Ole!

... More sketches of Spain: P.J. Brooke on Spanish crime fiction, Part II.

Sad news ...

... Nina King, editor of Washington Post's Book World, dies at 68. (Hat tip, Paul Davis.)

Decline and fall ...

... Anthony Daniels opens his diary. (Hat tip, Dave Lull.)

... London is still the best city in the world for exhibitions. One of those that I went to was that of the work of Paul Sandby, at the Royal Academy. I was astonished at the picture of Nottingham Market Square in the 1740s: a grand, elegant and even magnificent urban space. How did they do it without town planners? Go to Nottingham now and it is like having your retinas scoured by wire wool.

Bryan times two ...

... Fiennes-Dome.

Indeed ...

... Bad science, bad theology, and blasphemy. (Hat tip, Dave Lull.)

... to insert God into the causal chain is a category mistake and, in fact, technically a blasphemy. It implies that God is one more thing along with all the other things in the universe. You're not dealing with divinity there, but an idol.

Mark's conclusion echoes my own view that the problem with ID theory is its notion of God as some everlasting Edison puttering about in his celestial laboratory tinkering with the wombats.

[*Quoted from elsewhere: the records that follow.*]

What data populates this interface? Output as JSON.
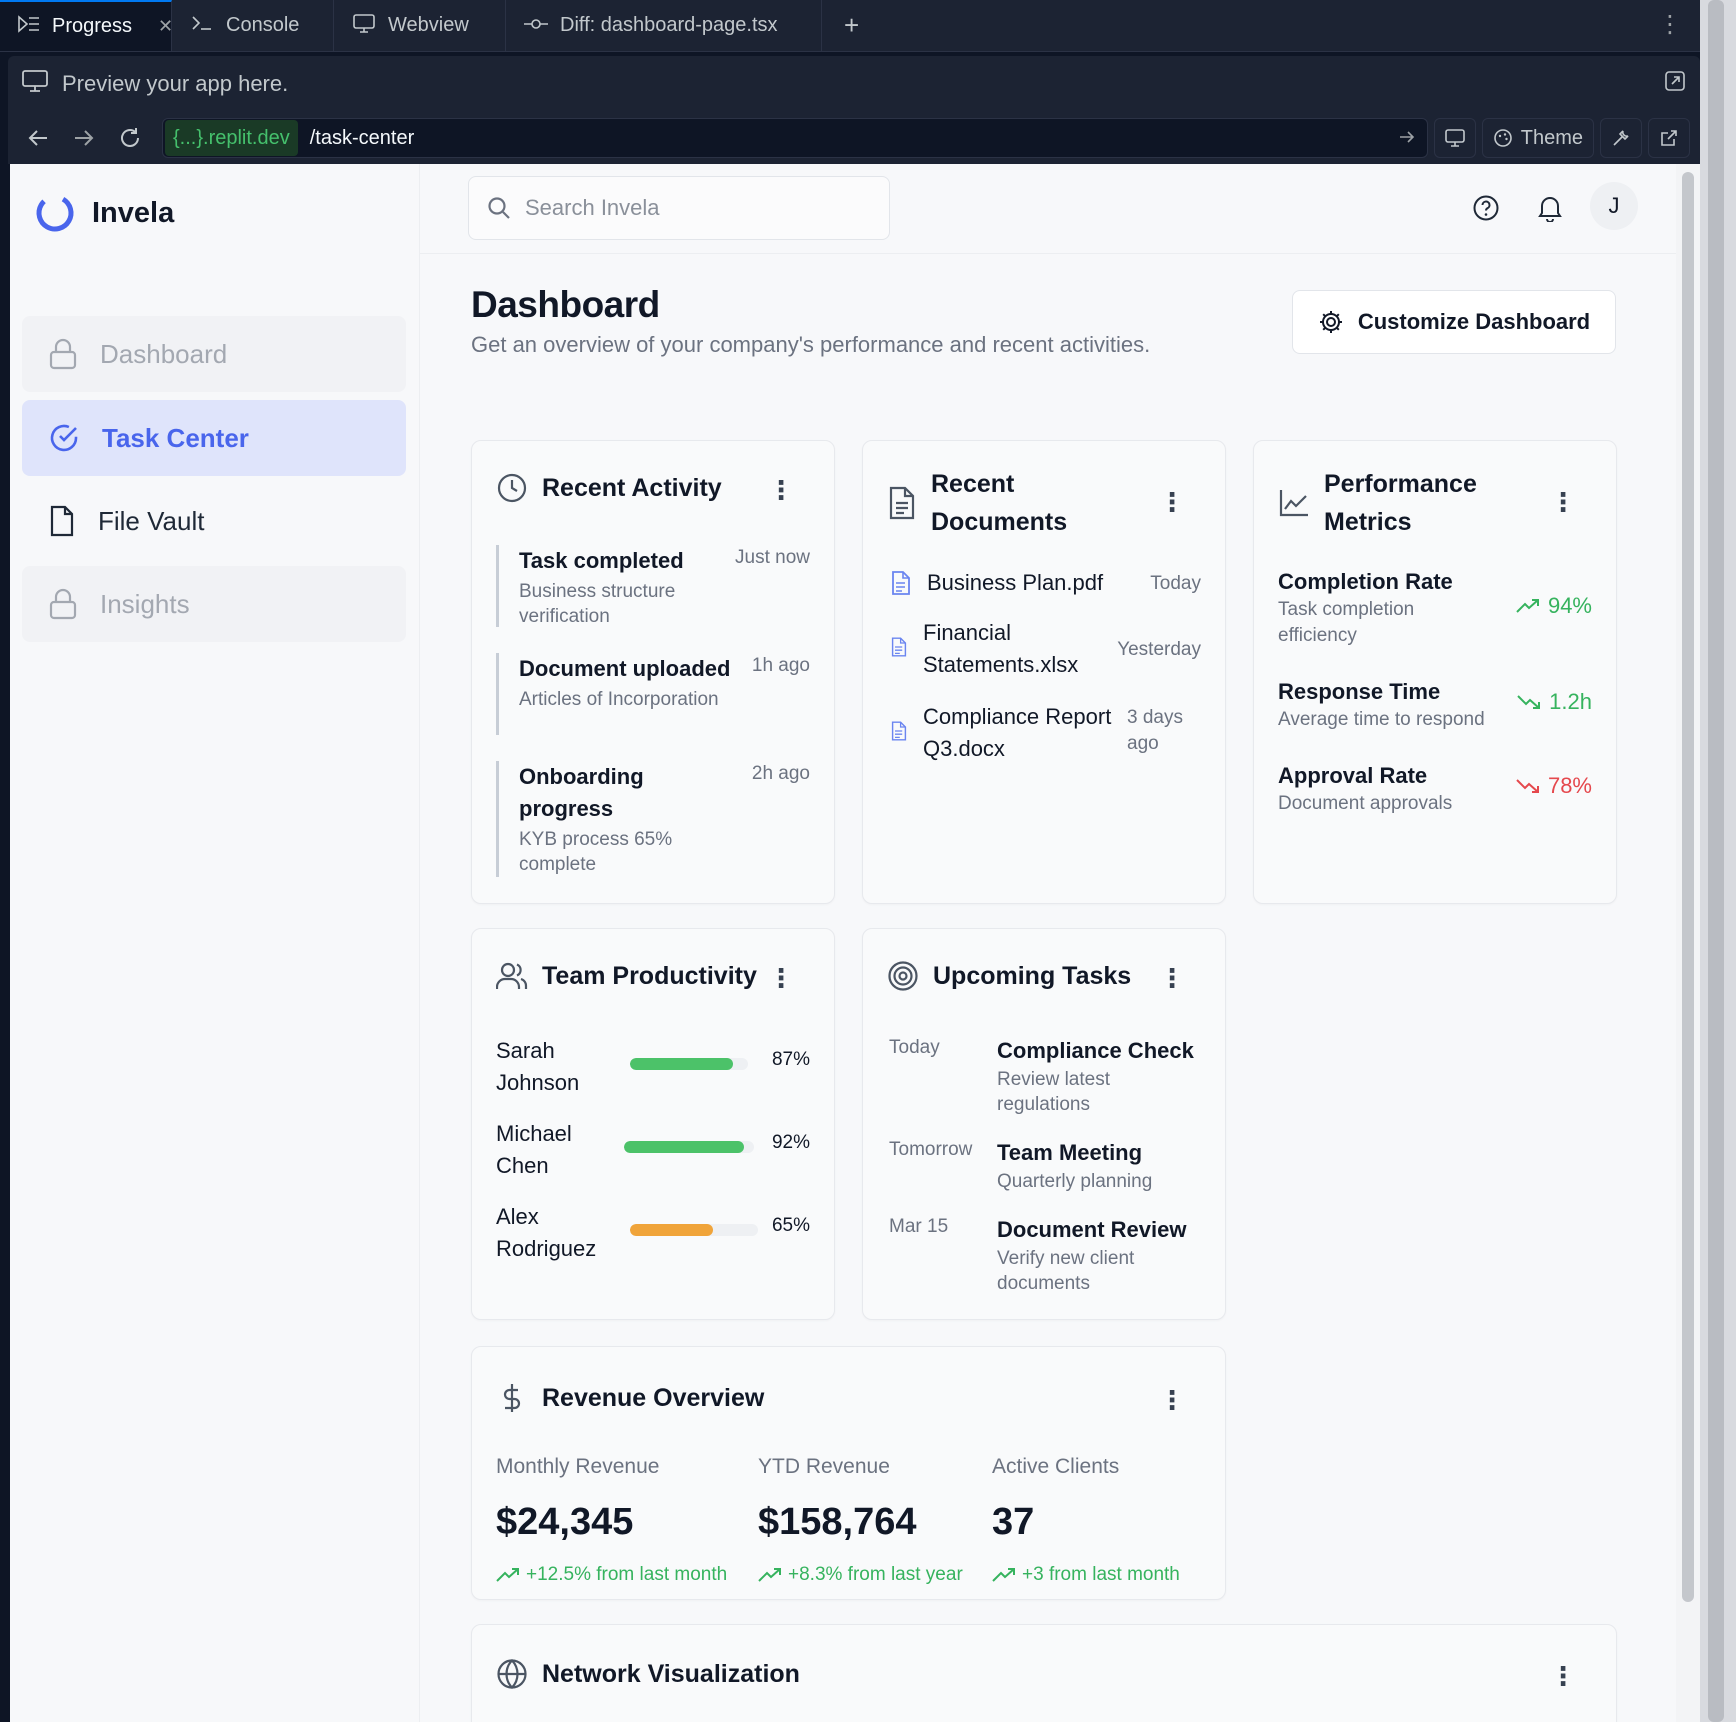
{
  "ide": {
    "tabs": [
      {
        "label": "Progress",
        "active": true,
        "icon": "progress-icon"
      },
      {
        "label": "Console",
        "icon": "terminal-icon"
      },
      {
        "label": "Webview",
        "icon": "monitor-icon"
      },
      {
        "label": "Diff: dashboard-page.tsx",
        "icon": "git-commit-icon"
      }
    ],
    "preview_text": "Preview your app here.",
    "url_domain": "{...}.replit.dev",
    "url_path": "/task-center",
    "theme_label": "Theme"
  },
  "app": {
    "brand": "Invela",
    "accent": "#4965ec",
    "nav": [
      {
        "label": "Dashboard",
        "state": "locked"
      },
      {
        "label": "Task Center",
        "state": "active"
      },
      {
        "label": "File Vault",
        "state": "normal"
      },
      {
        "label": "Insights",
        "state": "locked"
      }
    ],
    "search_placeholder": "Search Invela",
    "avatar_initial": "J",
    "page_title": "Dashboard",
    "page_subtitle": "Get an overview of your company's performance and recent activities.",
    "customize_label": "Customize Dashboard",
    "recent_activity": {
      "title": "Recent Activity",
      "items": [
        {
          "title": "Task completed",
          "desc": "Business structure verification",
          "time": "Just now"
        },
        {
          "title": "Document uploaded",
          "desc": "Articles of Incorporation",
          "time": "1h ago"
        },
        {
          "title": "Onboarding progress",
          "desc": "KYB process 65% complete",
          "time": "2h ago"
        }
      ]
    },
    "recent_documents": {
      "title": "Recent Documents",
      "items": [
        {
          "name": "Business Plan.pdf",
          "time": "Today"
        },
        {
          "name": "Financial Statements.xlsx",
          "time": "Yesterday"
        },
        {
          "name": "Compliance Report Q3.docx",
          "time": "3 days ago"
        }
      ]
    },
    "performance_metrics": {
      "title": "Performance Metrics",
      "items": [
        {
          "name": "Completion Rate",
          "desc": "Task completion efficiency",
          "value": "94%",
          "trend": "up",
          "color": "#36b35e"
        },
        {
          "name": "Response Time",
          "desc": "Average time to respond",
          "value": "1.2h",
          "trend": "down",
          "color": "#36b35e"
        },
        {
          "name": "Approval Rate",
          "desc": "Document approvals",
          "value": "78%",
          "trend": "down",
          "color": "#e5484d"
        }
      ]
    },
    "team_productivity": {
      "title": "Team Productivity",
      "members": [
        {
          "name": "Sarah Johnson",
          "pct_label": "87%",
          "fraction": 0.87,
          "color": "#4cc269"
        },
        {
          "name": "Michael Chen",
          "pct_label": "92%",
          "fraction": 0.92,
          "color": "#4cc269"
        },
        {
          "name": "Alex Rodriguez",
          "pct_label": "65%",
          "fraction": 0.65,
          "color": "#f0a43a"
        }
      ]
    },
    "upcoming_tasks": {
      "title": "Upcoming Tasks",
      "items": [
        {
          "when": "Today",
          "title": "Compliance Check",
          "desc": "Review latest regulations"
        },
        {
          "when": "Tomorrow",
          "title": "Team Meeting",
          "desc": "Quarterly planning"
        },
        {
          "when": "Mar 15",
          "title": "Document Review",
          "desc": "Verify new client documents"
        }
      ]
    },
    "revenue_overview": {
      "title": "Revenue Overview",
      "columns": [
        {
          "label": "Monthly Revenue",
          "value": "$24,345",
          "change": "+12.5% from last month"
        },
        {
          "label": "YTD Revenue",
          "value": "$158,764",
          "change": "+8.3% from last year"
        },
        {
          "label": "Active Clients",
          "value": "37",
          "change": "+3 from last month"
        }
      ]
    },
    "network_visualization": {
      "title": "Network Visualization"
    }
  }
}
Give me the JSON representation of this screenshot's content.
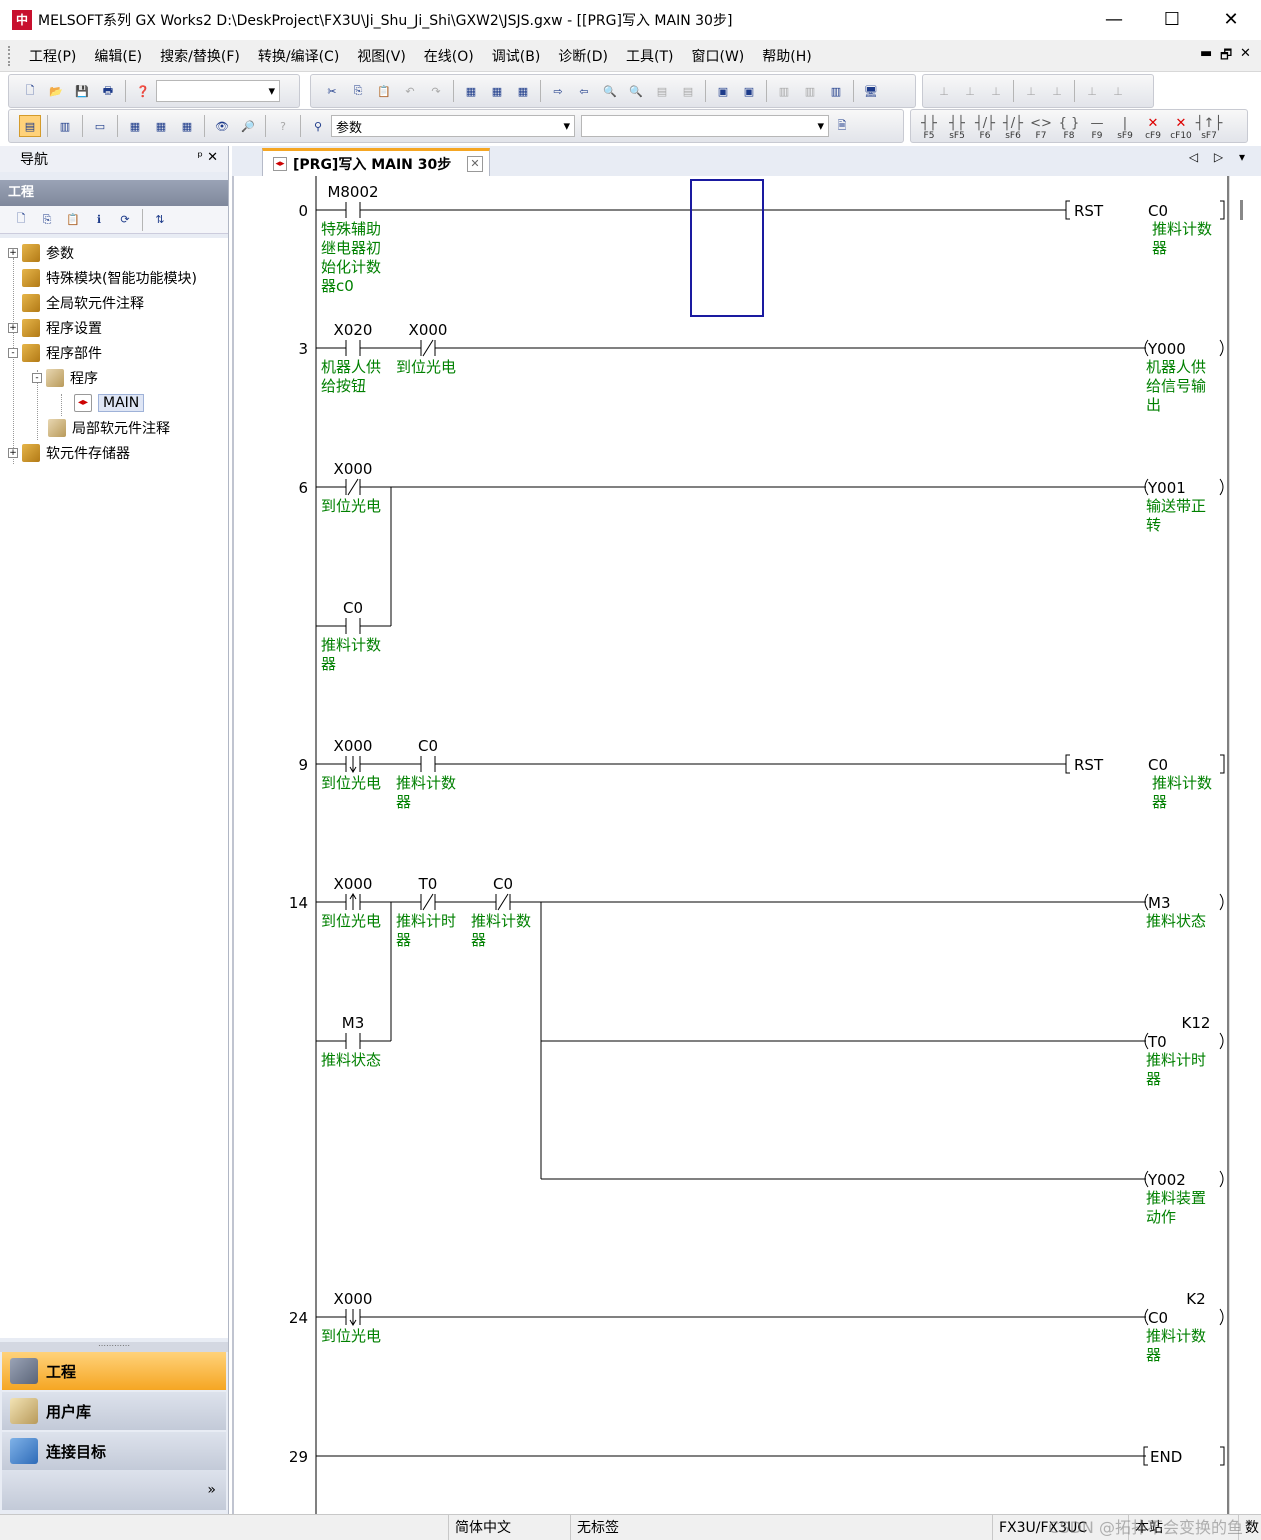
{
  "window": {
    "title": "MELSOFT系列 GX Works2 D:\\DeskProject\\FX3U\\Ji_Shu_Ji_Shi\\GXW2\\JSJS.gxw - [[PRG]写入 MAIN 30步]",
    "app_icon_text": "中",
    "minimize": "—",
    "maximize": "☐",
    "close": "✕"
  },
  "menu": {
    "items": [
      "工程(P)",
      "编辑(E)",
      "搜索/替换(F)",
      "转换/编译(C)",
      "视图(V)",
      "在线(O)",
      "调试(B)",
      "诊断(D)",
      "工具(T)",
      "窗口(W)",
      "帮助(H)"
    ],
    "mdi_buttons": [
      "▬",
      "🗗",
      "✕"
    ]
  },
  "toolbar": {
    "parameter_combo": "参数",
    "fkeys": [
      {
        "sym": "┤├",
        "key": "F5"
      },
      {
        "sym": "┤├",
        "key": "sF5"
      },
      {
        "sym": "┤/├",
        "key": "F6"
      },
      {
        "sym": "┤/├",
        "key": "sF6"
      },
      {
        "sym": "<>",
        "key": "F7"
      },
      {
        "sym": "{ }",
        "key": "F8"
      },
      {
        "sym": "—",
        "key": "F9"
      },
      {
        "sym": "|",
        "key": "sF9"
      },
      {
        "sym": "✕",
        "key": "cF9"
      },
      {
        "sym": "✕",
        "key": "cF10"
      },
      {
        "sym": "┤↑├",
        "key": "sF7"
      }
    ]
  },
  "nav": {
    "header": "导航",
    "pin_icons": "ᵖ ✕",
    "section": "工程",
    "tree": [
      {
        "label": "参数",
        "exp": "+"
      },
      {
        "label": "特殊模块(智能功能模块)",
        "exp": ""
      },
      {
        "label": "全局软元件注释",
        "exp": ""
      },
      {
        "label": "程序设置",
        "exp": "+"
      },
      {
        "label": "程序部件",
        "exp": "-"
      },
      {
        "label": "程序",
        "exp": "-"
      },
      {
        "label": "MAIN",
        "exp": ""
      },
      {
        "label": "局部软元件注释",
        "exp": ""
      },
      {
        "label": "软元件存储器",
        "exp": "+"
      }
    ],
    "tabs": [
      "工程",
      "用户库",
      "连接目标"
    ],
    "more": "»"
  },
  "doc_tab": {
    "label": "[PRG]写入 MAIN 30步",
    "close": "✕",
    "arrows": "◁ ▷ ▾"
  },
  "ladder": {
    "rungs": [
      {
        "step": "0"
      },
      {
        "step": "3"
      },
      {
        "step": "6"
      },
      {
        "step": "9"
      },
      {
        "step": "14"
      },
      {
        "step": "24"
      },
      {
        "step": "29"
      }
    ],
    "contacts": [
      {
        "device": "M8002",
        "comment": [
          "特殊辅助",
          "继电器初",
          "始化计数",
          "器c0"
        ]
      },
      {
        "device": "X020",
        "comment": [
          "机器人供",
          "给按钮"
        ]
      },
      {
        "device": "X000",
        "comment": [
          "到位光电"
        ]
      },
      {
        "device": "X000",
        "comment": [
          "到位光电"
        ]
      },
      {
        "device": "C0",
        "comment": [
          "推料计数",
          "器"
        ]
      },
      {
        "device": "X000",
        "comment": [
          "到位光电"
        ]
      },
      {
        "device": "C0",
        "comment": [
          "推料计数",
          "器"
        ]
      },
      {
        "device": "X000",
        "comment": [
          "到位光电"
        ]
      },
      {
        "device": "T0",
        "comment": [
          "推料计时",
          "器"
        ]
      },
      {
        "device": "C0",
        "comment": [
          "推料计数",
          "器"
        ]
      },
      {
        "device": "M3",
        "comment": [
          "推料状态"
        ]
      },
      {
        "device": "X000",
        "comment": [
          "到位光电"
        ]
      }
    ],
    "outputs": [
      {
        "instr": "RST",
        "device": "C0",
        "comment": [
          "推料计数",
          "器"
        ]
      },
      {
        "instr": "",
        "device": "Y000",
        "comment": [
          "机器人供",
          "给信号输",
          "出"
        ]
      },
      {
        "instr": "",
        "device": "Y001",
        "comment": [
          "输送带正",
          "转"
        ]
      },
      {
        "instr": "RST",
        "device": "C0",
        "comment": [
          "推料计数",
          "器"
        ]
      },
      {
        "instr": "",
        "device": "M3",
        "comment": [
          "推料状态"
        ]
      },
      {
        "instr": "",
        "device": "T0",
        "setval": "K12",
        "comment": [
          "推料计时",
          "器"
        ]
      },
      {
        "instr": "",
        "device": "Y002",
        "comment": [
          "推料装置",
          "动作"
        ]
      },
      {
        "instr": "",
        "device": "C0",
        "setval": "K2",
        "comment": [
          "推料计数",
          "器"
        ]
      },
      {
        "instr": "END",
        "device": "",
        "comment": []
      }
    ]
  },
  "status": {
    "language": "简体中文",
    "label": "无标签",
    "plc": "FX3U/FX3UC",
    "station": "本站",
    "extra": "数",
    "watermark": "CSDN @拓扑不会变换的鱼"
  },
  "colors": {
    "comment": "#008000",
    "cursor": "#1a1aa0",
    "nav_active": "#f5a623"
  }
}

Related thoughts here.

Yours truly ...

... offers some context: A man who put his stamp on postal bargains.

Today's Inquirer reviews ...

... Dissecting the global meltdown.

... The rejected record-breaker.

... Pondering Christianity before Jesus and into the future.

Thought for the day ...

The life of every man is a diary in which he means to write one story, and writes another; and his humblest hour is when he compares the volume as it is with what he vowed to make it.
- J.M. Barrie, born on this date in 1860

Happy Mother's Day!